───── Records supplied
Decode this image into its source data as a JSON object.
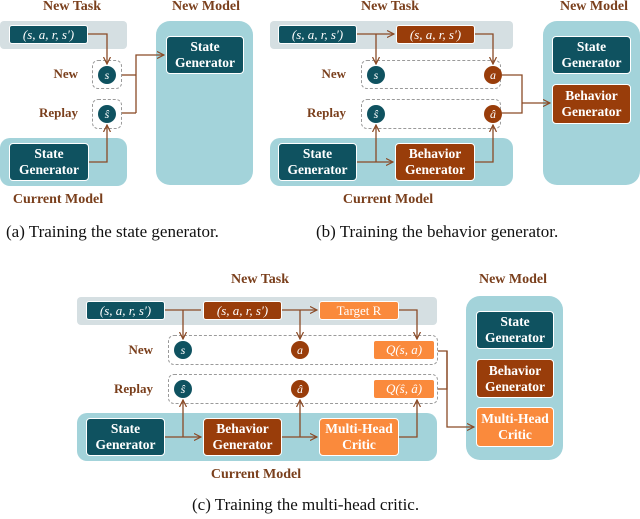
{
  "panels": {
    "a": {
      "new_task_label": "New Task",
      "new_model_label": "New Model",
      "current_model_label": "Current Model",
      "row_new": "New",
      "row_replay": "Replay",
      "tuple": "(s, a, r, s′)",
      "s": "s",
      "s_hat": "ŝ",
      "current_state_generator": "State Generator",
      "new_state_generator": "State Generator",
      "caption": "(a)  Training the state generator."
    },
    "b": {
      "new_task_label": "New Task",
      "new_model_label": "New Model",
      "current_model_label": "Current Model",
      "row_new": "New",
      "row_replay": "Replay",
      "tuple_teal": "(s, a, r, s′)",
      "tuple_rust": "(s, a, r, s′)",
      "s": "s",
      "a": "a",
      "s_hat": "ŝ",
      "a_hat": "â",
      "current_state_generator": "State Generator",
      "current_behavior_generator": "Behavior Generator",
      "new_state_generator": "State Generator",
      "new_behavior_generator": "Behavior Generator",
      "caption": "(b)  Training the behavior generator."
    },
    "c": {
      "new_task_label": "New Task",
      "new_model_label": "New Model",
      "current_model_label": "Current Model",
      "row_new": "New",
      "row_replay": "Replay",
      "tuple_teal": "(s, a, r, s′)",
      "tuple_rust": "(s, a, r, s′)",
      "target": "Target R",
      "s": "s",
      "a": "a",
      "q_new": "Q(s, a)",
      "s_hat": "ŝ",
      "a_hat": "â",
      "q_replay": "Q(ŝ, â)",
      "current_state_generator": "State Generator",
      "current_behavior_generator": "Behavior Generator",
      "current_critic": "Multi-Head Critic",
      "new_state_generator": "State Generator",
      "new_behavior_generator": "Behavior Generator",
      "new_critic": "Multi-Head Critic",
      "caption": "(c)  Training the multi-head critic."
    }
  },
  "colors": {
    "teal": "#0f5260",
    "rust": "#993d0a",
    "orange": "#fa8a3c",
    "model_band": "#a3d3da",
    "task_band": "#d5dfe2",
    "arrow": "#8a4a26",
    "label": "#7a3f1c"
  }
}
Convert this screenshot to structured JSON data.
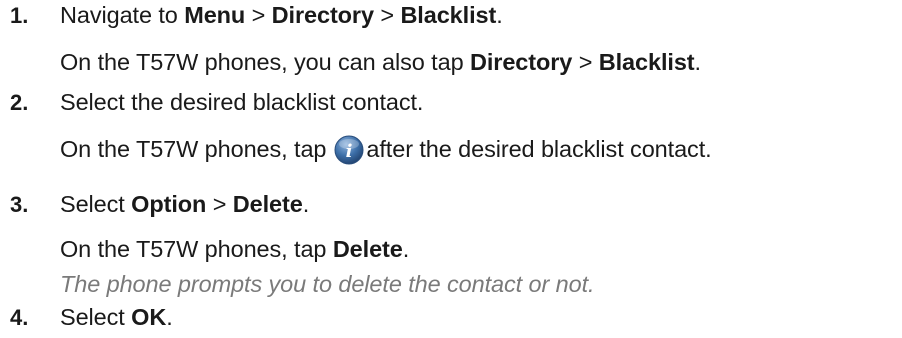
{
  "steps": [
    {
      "number": "1.",
      "main": {
        "prefix": "Navigate to ",
        "b1": "Menu",
        "sep1": " > ",
        "b2": "Directory",
        "sep2": " > ",
        "b3": "Blacklist",
        "suffix": "."
      },
      "sub": {
        "prefix": "On the T57W phones, you can also tap ",
        "b1": "Directory",
        "sep1": " > ",
        "b2": "Blacklist",
        "suffix": "."
      }
    },
    {
      "number": "2.",
      "main": {
        "text": "Select the desired blacklist contact."
      },
      "sub": {
        "prefix": "On the T57W phones, tap",
        "suffix": "after the desired blacklist contact.",
        "icon": "info-icon"
      }
    },
    {
      "number": "3.",
      "main": {
        "prefix": "Select ",
        "b1": "Option",
        "sep1": " > ",
        "b2": "Delete",
        "suffix": "."
      },
      "sub": {
        "prefix": "On the T57W phones, tap ",
        "b1": "Delete",
        "suffix": "."
      },
      "note": "The phone prompts you to delete the contact or not."
    },
    {
      "number": "4.",
      "main": {
        "prefix": "Select ",
        "b1": "OK",
        "suffix": "."
      }
    }
  ],
  "colors": {
    "text": "#1a1a1a",
    "note": "#7a7a7a",
    "icon_fill": "#3d6fa8"
  }
}
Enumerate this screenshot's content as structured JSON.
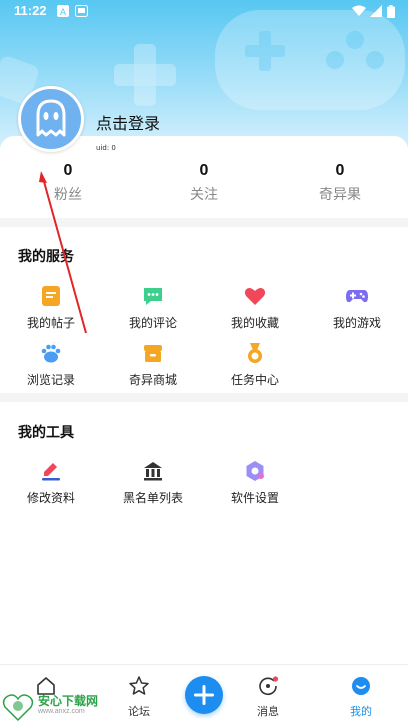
{
  "status_bar": {
    "time": "11:22"
  },
  "profile": {
    "login_text": "点击登录",
    "uid": "uid: 0"
  },
  "stats": [
    {
      "value": "0",
      "label": "粉丝"
    },
    {
      "value": "0",
      "label": "关注"
    },
    {
      "value": "0",
      "label": "奇异果"
    }
  ],
  "services": {
    "title": "我的服务",
    "items": [
      {
        "label": "我的帖子",
        "icon": "posts-icon",
        "color": "#f5a623"
      },
      {
        "label": "我的评论",
        "icon": "comment-icon",
        "color": "#3ccf8e"
      },
      {
        "label": "我的收藏",
        "icon": "heart-icon",
        "color": "#f0475a"
      },
      {
        "label": "我的游戏",
        "icon": "gamepad-icon",
        "color": "#7c6cf2"
      },
      {
        "label": "浏览记录",
        "icon": "paw-icon",
        "color": "#4a9df0"
      },
      {
        "label": "奇异商城",
        "icon": "shop-icon",
        "color": "#f5a623"
      },
      {
        "label": "任务中心",
        "icon": "medal-icon",
        "color": "#f5a623"
      }
    ]
  },
  "tools": {
    "title": "我的工具",
    "items": [
      {
        "label": "修改资料",
        "icon": "edit-icon",
        "color": "#3b5bd6"
      },
      {
        "label": "黑名单列表",
        "icon": "blacklist-icon",
        "color": "#333333"
      },
      {
        "label": "软件设置",
        "icon": "settings-icon",
        "color": "#7c6cf2"
      }
    ]
  },
  "tabbar": [
    {
      "label": "",
      "icon": "home-icon"
    },
    {
      "label": "论坛",
      "icon": "star-icon"
    },
    {
      "label": "",
      "icon": "plus-icon"
    },
    {
      "label": "消息",
      "icon": "message-icon"
    },
    {
      "label": "我的",
      "icon": "profile-icon",
      "active": true
    }
  ],
  "watermark": {
    "name": "安心下载网",
    "url": "www.anxz.com"
  },
  "colors": {
    "accent": "#1d8df0",
    "header_top": "#57c7f2"
  }
}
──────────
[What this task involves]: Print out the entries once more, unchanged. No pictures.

[Exercise result]:
Decode this image into its source data as a JSON object.
{
  "panels": {
    "a": {
      "new_task_label": "New Task",
      "new_model_label": "New Model",
      "current_model_label": "Current Model",
      "row_new": "New",
      "row_replay": "Replay",
      "tuple": "(s, a, r, s′)",
      "s": "s",
      "s_hat": "ŝ",
      "current_state_generator": "State Generator",
      "new_state_generator": "State Generator",
      "caption": "(a)  Training the state generator."
    },
    "b": {
      "new_task_label": "New Task",
      "new_model_label": "New Model",
      "current_model_label": "Current Model",
      "row_new": "New",
      "row_replay": "Replay",
      "tuple_teal": "(s, a, r, s′)",
      "tuple_rust": "(s, a, r, s′)",
      "s": "s",
      "a": "a",
      "s_hat": "ŝ",
      "a_hat": "â",
      "current_state_generator": "State Generator",
      "current_behavior_generator": "Behavior Generator",
      "new_state_generator": "State Generator",
      "new_behavior_generator": "Behavior Generator",
      "caption": "(b)  Training the behavior generator."
    },
    "c": {
      "new_task_label": "New Task",
      "new_model_label": "New Model",
      "current_model_label": "Current Model",
      "row_new": "New",
      "row_replay": "Replay",
      "tuple_teal": "(s, a, r, s′)",
      "tuple_rust": "(s, a, r, s′)",
      "target": "Target R",
      "s": "s",
      "a": "a",
      "q_new": "Q(s, a)",
      "s_hat": "ŝ",
      "a_hat": "â",
      "q_replay": "Q(ŝ, â)",
      "current_state_generator": "State Generator",
      "current_behavior_generator": "Behavior Generator",
      "current_critic": "Multi-Head Critic",
      "new_state_generator": "State Generator",
      "new_behavior_generator": "Behavior Generator",
      "new_critic": "Multi-Head Critic",
      "caption": "(c)  Training the multi-head critic."
    }
  },
  "colors": {
    "teal": "#0f5260",
    "rust": "#993d0a",
    "orange": "#fa8a3c",
    "model_band": "#a3d3da",
    "task_band": "#d5dfe2",
    "arrow": "#8a4a26",
    "label": "#7a3f1c"
  }
}
Convert this screenshot to structured JSON data.
{
  "steps": [
    {
      "number": "1.",
      "main": {
        "prefix": "Navigate to ",
        "b1": "Menu",
        "sep1": " > ",
        "b2": "Directory",
        "sep2": " > ",
        "b3": "Blacklist",
        "suffix": "."
      },
      "sub": {
        "prefix": "On the T57W phones, you can also tap ",
        "b1": "Directory",
        "sep1": " > ",
        "b2": "Blacklist",
        "suffix": "."
      }
    },
    {
      "number": "2.",
      "main": {
        "text": "Select the desired blacklist contact."
      },
      "sub": {
        "prefix": "On the T57W phones, tap",
        "suffix": "after the desired blacklist contact.",
        "icon": "info-icon"
      }
    },
    {
      "number": "3.",
      "main": {
        "prefix": "Select ",
        "b1": "Option",
        "sep1": " > ",
        "b2": "Delete",
        "suffix": "."
      },
      "sub": {
        "prefix": "On the T57W phones, tap ",
        "b1": "Delete",
        "suffix": "."
      },
      "note": "The phone prompts you to delete the contact or not."
    },
    {
      "number": "4.",
      "main": {
        "prefix": "Select ",
        "b1": "OK",
        "suffix": "."
      }
    }
  ],
  "colors": {
    "text": "#1a1a1a",
    "note": "#7a7a7a",
    "icon_fill": "#3d6fa8"
  }
}
Enumerate this screenshot's content as structured JSON.
{
  "status_bar": {
    "time": "11:22"
  },
  "profile": {
    "login_text": "点击登录",
    "uid": "uid: 0"
  },
  "stats": [
    {
      "value": "0",
      "label": "粉丝"
    },
    {
      "value": "0",
      "label": "关注"
    },
    {
      "value": "0",
      "label": "奇异果"
    }
  ],
  "services": {
    "title": "我的服务",
    "items": [
      {
        "label": "我的帖子",
        "icon": "posts-icon",
        "color": "#f5a623"
      },
      {
        "label": "我的评论",
        "icon": "comment-icon",
        "color": "#3ccf8e"
      },
      {
        "label": "我的收藏",
        "icon": "heart-icon",
        "color": "#f0475a"
      },
      {
        "label": "我的游戏",
        "icon": "gamepad-icon",
        "color": "#7c6cf2"
      },
      {
        "label": "浏览记录",
        "icon": "paw-icon",
        "color": "#4a9df0"
      },
      {
        "label": "奇异商城",
        "icon": "shop-icon",
        "color": "#f5a623"
      },
      {
        "label": "任务中心",
        "icon": "medal-icon",
        "color": "#f5a623"
      }
    ]
  },
  "tools": {
    "title": "我的工具",
    "items": [
      {
        "label": "修改资料",
        "icon": "edit-icon",
        "color": "#3b5bd6"
      },
      {
        "label": "黑名单列表",
        "icon": "blacklist-icon",
        "color": "#333333"
      },
      {
        "label": "软件设置",
        "icon": "settings-icon",
        "color": "#7c6cf2"
      }
    ]
  },
  "tabbar": [
    {
      "label": "",
      "icon": "home-icon"
    },
    {
      "label": "论坛",
      "icon": "star-icon"
    },
    {
      "label": "",
      "icon": "plus-icon"
    },
    {
      "label": "消息",
      "icon": "message-icon"
    },
    {
      "label": "我的",
      "icon": "profile-icon",
      "active": true
    }
  ],
  "watermark": {
    "name": "安心下载网",
    "url": "www.anxz.com"
  },
  "colors": {
    "accent": "#1d8df0",
    "header_top": "#57c7f2"
  }
}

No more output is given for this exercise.